The damage increases with every day that the attacker remains undetected. Using Compromise Assessment, the time to detect a successful attack can be reduced to a few days in the best case. Typically, attacks are detected shortly after the analysis begins because the events with the highest hit rate are started. The decisive factor is a sum of days, which is made up of the scan duration and the start of the analysis. This period can vary greatly depending on the scan configuration, the size of the system and the number of events returned. An approximate parameter is a week, since the scan duration can be between a few minutes and several days and the analysis is started directly afterwards.
Events are sorted by severity, starting with the most severe. However, events with a low severity level can also be indicators of an attack. Therefore, it is important that the analysts have a broad knowledge of the structure and functioning of the systems: The result of the analysis can only be as good as the analysts’ know-how allows.
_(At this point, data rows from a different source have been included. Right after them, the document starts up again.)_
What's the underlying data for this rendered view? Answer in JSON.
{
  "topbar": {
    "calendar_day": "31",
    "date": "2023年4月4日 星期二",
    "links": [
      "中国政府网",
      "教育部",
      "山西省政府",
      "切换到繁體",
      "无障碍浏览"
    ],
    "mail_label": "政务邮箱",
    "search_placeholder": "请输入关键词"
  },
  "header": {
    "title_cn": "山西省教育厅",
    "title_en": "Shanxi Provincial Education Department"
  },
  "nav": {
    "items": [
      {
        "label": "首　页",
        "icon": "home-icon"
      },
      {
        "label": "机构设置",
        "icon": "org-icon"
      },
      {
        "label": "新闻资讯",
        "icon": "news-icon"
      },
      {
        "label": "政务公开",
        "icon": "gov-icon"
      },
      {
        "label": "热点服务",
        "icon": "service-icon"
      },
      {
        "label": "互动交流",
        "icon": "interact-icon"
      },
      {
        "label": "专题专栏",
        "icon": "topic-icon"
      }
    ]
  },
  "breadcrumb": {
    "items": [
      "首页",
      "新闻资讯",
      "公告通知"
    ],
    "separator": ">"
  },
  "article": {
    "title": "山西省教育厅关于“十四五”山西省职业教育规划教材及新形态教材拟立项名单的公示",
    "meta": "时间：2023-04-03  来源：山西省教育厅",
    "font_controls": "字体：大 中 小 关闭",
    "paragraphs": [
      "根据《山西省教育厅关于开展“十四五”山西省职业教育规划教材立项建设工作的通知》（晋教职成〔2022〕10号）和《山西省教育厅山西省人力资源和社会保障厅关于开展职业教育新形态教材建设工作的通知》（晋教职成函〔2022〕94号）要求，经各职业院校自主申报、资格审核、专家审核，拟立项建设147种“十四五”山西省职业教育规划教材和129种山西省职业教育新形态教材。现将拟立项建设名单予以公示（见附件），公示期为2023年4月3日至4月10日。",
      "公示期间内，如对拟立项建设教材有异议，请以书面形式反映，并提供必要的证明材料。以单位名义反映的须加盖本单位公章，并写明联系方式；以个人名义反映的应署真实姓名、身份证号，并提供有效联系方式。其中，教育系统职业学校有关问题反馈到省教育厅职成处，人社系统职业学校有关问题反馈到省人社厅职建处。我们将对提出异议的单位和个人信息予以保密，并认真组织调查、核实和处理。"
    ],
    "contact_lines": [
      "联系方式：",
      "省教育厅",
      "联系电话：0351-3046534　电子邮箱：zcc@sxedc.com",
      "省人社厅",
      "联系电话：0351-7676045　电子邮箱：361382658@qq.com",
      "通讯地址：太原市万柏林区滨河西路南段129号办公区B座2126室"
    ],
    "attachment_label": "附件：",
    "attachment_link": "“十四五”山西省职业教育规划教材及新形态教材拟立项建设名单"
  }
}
The tools and the underlying rule set of the IOC scanners provide the right direction; the indications must then be interpreted correctly and put into context.
Need for Continuous Compromise Assessment
Even though a Compromise Assessment scan brings clarity to ongoing and past attacks and provides deep insight – it remains a snapshot in time. Any change to a hospital’s systems can fix attack vectors, but it can also create new ones. That’s why Continuous Compromise Assessment makes sense: scanning for attack traces and analysis on a recurring basis. The initial scan is quite time-consuming, as millions of forensic artifacts may need to be examined, which can take several days. The follow-up scans and analysis are significantly simpler, as only the changes need to be screened.
A Compromise Assessment Scan alone does not reduce the time it takes to detect an attack. This only happens if all measures from previous scans are implemented and systems are rescanned at regular intervals. These measures must be prioritized, implemented in a timely manner and tracked so that the security level increases in the long term. These measures can include, for example, introducing centralized log management or even SIEM, changing the domain policy and introducing authorization management. It also makes sense to replace systems if they are too old or the manufacturer has discontinued support. In this way, clinics can optimize their processes and achieve a level of security that will help deal with or prevent new attacks more quickly.
Compromise assessment is an excellent discipline for identifying and evaluating ongoing or past attacks on clinics and taking appropriate action to prevent them in the future. It can meaningfully enhance a hospital’s ITSecurity, but is not sufficient on its own to increase its security maturity level. This is because Compromise Assessment is a passive discipline and must be performed manually. Only in combination with other tools and measures does a cosmos emerge that reflects the overall security level.